January 2010 May 2011 - I completed level 2 and 3 NVQ Beauty Therapy. Within this time I moved back in with my parents / moved back to a room in London and kept two part-time jobs going, all whilst studying. I was made redundant from one of the part-time jobs as they wanted committed full-time staff only so things weren't all smooth sailing and if truth be told, at this point I still wasn't sure I'd made the right decision for my future.
May 2011 - September 2011: I completed my level 3 NVQ and took my first job in the industry that made these qualifications worth it. A 5* hotel employed me as a part-time front of house for their newly refurbished Spa. I quickly progressed to become a therapist and proved myself well but I did not fit into the spa/beauty environment. Worried I wasn't committing myself enough to the investment I had made in trying to forge a new career I looked for a full-time position to really give it my all.
September 2011 - 2013: My first full-time Spa position; another 5* hotel. Some ups, some downs, a lot of self-discovery.
July 2013. 27 years old. I started the career I am in today. I actually hate that word. I never use it. A chosen pursuit it supposedly means. I don't feel that way about what I do, I work freely and fluidly, not after dogged ambition and need. I feel that what I do is an enhancement to my life, it complements my own belief system and it inspires me every single day.
And so here I am, now 29 years old. A qualified ITEC Aromatherapist (2014), a Business Developer, a Treatment Trainer, a Bespoke Product Maker, a no.3 in a small niche skincare brand that makes and uses Organic skincare products and provides treatments from the perspective of health, not beauty. Hello world.
There has not been one day in two years of working here that I have felt like I haven't wanted to be there, like I'm not making a difference; to myself, or my clients. Of course there are the usual working life frustrations but the positives are strong. I am grateful for that, at last. My work is hugely rewarding and I believe everyone needs to feel that level of satisfaction and appreciation, it verifies us as interactive human beings.

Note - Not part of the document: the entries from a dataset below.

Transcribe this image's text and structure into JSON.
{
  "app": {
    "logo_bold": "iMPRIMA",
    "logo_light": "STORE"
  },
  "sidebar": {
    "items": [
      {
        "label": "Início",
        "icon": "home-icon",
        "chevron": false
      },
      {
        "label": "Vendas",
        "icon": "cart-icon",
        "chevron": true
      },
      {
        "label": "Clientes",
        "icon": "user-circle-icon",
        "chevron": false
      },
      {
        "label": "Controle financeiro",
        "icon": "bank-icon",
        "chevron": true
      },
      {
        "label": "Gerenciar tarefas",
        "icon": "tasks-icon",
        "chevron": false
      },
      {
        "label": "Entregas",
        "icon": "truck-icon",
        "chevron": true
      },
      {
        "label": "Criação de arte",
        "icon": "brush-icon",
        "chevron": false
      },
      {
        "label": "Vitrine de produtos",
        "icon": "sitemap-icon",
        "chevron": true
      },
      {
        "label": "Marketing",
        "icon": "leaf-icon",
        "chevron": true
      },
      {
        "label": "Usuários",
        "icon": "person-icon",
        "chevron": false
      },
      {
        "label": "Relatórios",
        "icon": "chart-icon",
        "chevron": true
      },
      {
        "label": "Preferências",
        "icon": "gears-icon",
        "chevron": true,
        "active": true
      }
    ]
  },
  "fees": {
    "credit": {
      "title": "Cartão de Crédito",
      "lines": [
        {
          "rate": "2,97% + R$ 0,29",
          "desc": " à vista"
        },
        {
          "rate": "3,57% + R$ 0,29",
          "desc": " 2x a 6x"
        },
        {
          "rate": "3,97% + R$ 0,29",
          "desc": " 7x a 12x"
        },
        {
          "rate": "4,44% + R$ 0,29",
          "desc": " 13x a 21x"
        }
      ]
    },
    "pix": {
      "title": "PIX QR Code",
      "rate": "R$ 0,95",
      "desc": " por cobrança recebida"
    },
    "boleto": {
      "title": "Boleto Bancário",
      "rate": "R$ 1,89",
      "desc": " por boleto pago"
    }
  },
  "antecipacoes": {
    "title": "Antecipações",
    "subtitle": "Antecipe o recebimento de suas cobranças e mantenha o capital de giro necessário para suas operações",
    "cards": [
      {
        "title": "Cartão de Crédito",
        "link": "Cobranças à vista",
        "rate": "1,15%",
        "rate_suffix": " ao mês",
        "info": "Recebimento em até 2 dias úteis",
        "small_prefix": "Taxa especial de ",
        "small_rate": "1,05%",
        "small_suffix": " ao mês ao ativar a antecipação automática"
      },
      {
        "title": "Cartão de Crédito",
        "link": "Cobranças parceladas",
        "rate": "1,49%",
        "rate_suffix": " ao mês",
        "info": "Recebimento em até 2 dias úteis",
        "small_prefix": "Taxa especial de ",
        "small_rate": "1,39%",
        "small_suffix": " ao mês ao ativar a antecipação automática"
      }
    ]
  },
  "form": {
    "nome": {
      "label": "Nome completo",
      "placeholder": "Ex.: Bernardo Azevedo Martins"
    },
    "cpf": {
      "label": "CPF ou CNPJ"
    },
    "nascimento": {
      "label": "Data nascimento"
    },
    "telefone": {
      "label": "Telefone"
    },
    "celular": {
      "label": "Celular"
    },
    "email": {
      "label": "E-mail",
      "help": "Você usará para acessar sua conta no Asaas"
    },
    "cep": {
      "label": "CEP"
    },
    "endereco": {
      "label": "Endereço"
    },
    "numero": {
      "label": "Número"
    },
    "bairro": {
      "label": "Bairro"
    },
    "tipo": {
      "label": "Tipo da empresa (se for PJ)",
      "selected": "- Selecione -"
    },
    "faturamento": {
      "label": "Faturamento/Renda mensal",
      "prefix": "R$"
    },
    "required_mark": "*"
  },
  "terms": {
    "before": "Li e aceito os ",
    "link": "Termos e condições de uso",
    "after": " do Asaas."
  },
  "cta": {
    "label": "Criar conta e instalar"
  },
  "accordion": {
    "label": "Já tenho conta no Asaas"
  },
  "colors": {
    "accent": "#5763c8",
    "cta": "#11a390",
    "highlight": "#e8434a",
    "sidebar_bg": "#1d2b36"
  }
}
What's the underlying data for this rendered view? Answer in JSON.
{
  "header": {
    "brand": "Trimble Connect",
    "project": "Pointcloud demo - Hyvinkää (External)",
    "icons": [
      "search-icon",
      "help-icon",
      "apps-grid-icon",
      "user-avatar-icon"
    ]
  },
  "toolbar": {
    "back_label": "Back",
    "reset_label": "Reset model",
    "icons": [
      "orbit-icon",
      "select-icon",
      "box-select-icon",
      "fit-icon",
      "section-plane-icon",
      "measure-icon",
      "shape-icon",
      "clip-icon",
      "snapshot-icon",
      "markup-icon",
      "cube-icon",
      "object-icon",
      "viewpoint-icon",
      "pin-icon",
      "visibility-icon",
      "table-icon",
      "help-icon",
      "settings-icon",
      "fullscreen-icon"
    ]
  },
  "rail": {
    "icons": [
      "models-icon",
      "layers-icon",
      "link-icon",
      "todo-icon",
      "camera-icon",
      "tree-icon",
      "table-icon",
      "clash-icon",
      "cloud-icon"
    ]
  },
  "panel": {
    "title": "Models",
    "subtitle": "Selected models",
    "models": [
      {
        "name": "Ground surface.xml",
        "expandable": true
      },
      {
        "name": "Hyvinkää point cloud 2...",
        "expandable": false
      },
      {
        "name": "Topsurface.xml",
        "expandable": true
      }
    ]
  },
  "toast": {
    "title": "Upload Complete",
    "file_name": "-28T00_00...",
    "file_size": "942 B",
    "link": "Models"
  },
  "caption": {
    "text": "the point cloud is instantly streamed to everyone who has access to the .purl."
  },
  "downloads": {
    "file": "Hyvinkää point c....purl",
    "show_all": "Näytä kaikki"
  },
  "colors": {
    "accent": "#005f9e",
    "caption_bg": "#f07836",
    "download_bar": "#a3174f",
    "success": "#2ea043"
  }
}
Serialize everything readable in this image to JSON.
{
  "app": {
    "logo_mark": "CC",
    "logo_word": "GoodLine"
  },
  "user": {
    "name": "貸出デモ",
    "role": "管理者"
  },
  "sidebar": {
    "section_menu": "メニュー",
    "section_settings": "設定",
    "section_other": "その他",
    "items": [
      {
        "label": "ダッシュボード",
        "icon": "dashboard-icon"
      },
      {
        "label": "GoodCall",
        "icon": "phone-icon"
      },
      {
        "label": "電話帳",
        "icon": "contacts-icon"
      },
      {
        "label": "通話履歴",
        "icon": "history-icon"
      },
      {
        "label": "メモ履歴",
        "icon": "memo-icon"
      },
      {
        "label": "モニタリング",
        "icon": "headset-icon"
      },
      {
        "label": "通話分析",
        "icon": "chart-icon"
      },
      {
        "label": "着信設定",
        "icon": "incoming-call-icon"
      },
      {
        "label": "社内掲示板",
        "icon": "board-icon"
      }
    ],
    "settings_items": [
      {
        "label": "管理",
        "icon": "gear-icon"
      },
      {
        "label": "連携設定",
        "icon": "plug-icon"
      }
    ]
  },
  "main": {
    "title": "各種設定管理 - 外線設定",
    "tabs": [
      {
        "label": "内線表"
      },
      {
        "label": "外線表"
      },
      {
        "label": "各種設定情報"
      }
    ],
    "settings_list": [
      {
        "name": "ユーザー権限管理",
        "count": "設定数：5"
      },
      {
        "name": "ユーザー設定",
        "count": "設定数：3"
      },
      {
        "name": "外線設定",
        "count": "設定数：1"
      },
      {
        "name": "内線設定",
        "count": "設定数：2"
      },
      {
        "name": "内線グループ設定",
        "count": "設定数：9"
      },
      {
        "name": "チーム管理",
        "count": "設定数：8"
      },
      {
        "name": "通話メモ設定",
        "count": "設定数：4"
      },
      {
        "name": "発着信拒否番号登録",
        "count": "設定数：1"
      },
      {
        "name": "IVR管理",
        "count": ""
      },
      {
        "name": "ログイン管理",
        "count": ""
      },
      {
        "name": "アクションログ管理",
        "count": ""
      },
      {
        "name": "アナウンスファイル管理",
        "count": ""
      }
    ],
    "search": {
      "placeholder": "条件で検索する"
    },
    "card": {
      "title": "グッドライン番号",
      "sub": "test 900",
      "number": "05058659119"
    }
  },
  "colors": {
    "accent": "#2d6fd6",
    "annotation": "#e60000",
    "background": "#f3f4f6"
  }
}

The dynamics of society have changed so that we shouldn't just work to live, we have to live through work. Our world is bigger than ever in terms of the opportunities at our fingertips but if we are narrow minded and let others persuasions and opinions overshadow us, we shrink that vast space into a crushing claustrophobic bubble. Burst it. We need to fuse our passions, interests and inspirations into our working life to get the right balance and feel fulfilled. Do what you are doing until you don't enjoy it anymore but always give everything 100% and learn from it.
My advice?: really listen to your heart and your mind, they know you, they are you and develop yourself before you develop a career prospect. Be strong and do what you want, not what you think you should or someone else advises. If it doesn't work out you have time, make every step count towards finding the right stream for you, don't get caught up in a flood. Everyone should take a GAP year. Take advantage of free education in your youth, try new things.
If you can decide what sort of lifestyle you want, not what job, you could research the sort of companies that represents you, the role will follow and may even lead you into further education and expanding your skill set beyond a University degree. Don't lose faith in your interests, no matter how under appreciated they are by others; find your people. We live in such a fortunate world where you can earn money by doing pretty much anything. So if like I did, you want to make jewellery on a beach for a living, go and do it, and be the best at it, no-one should take that away from you.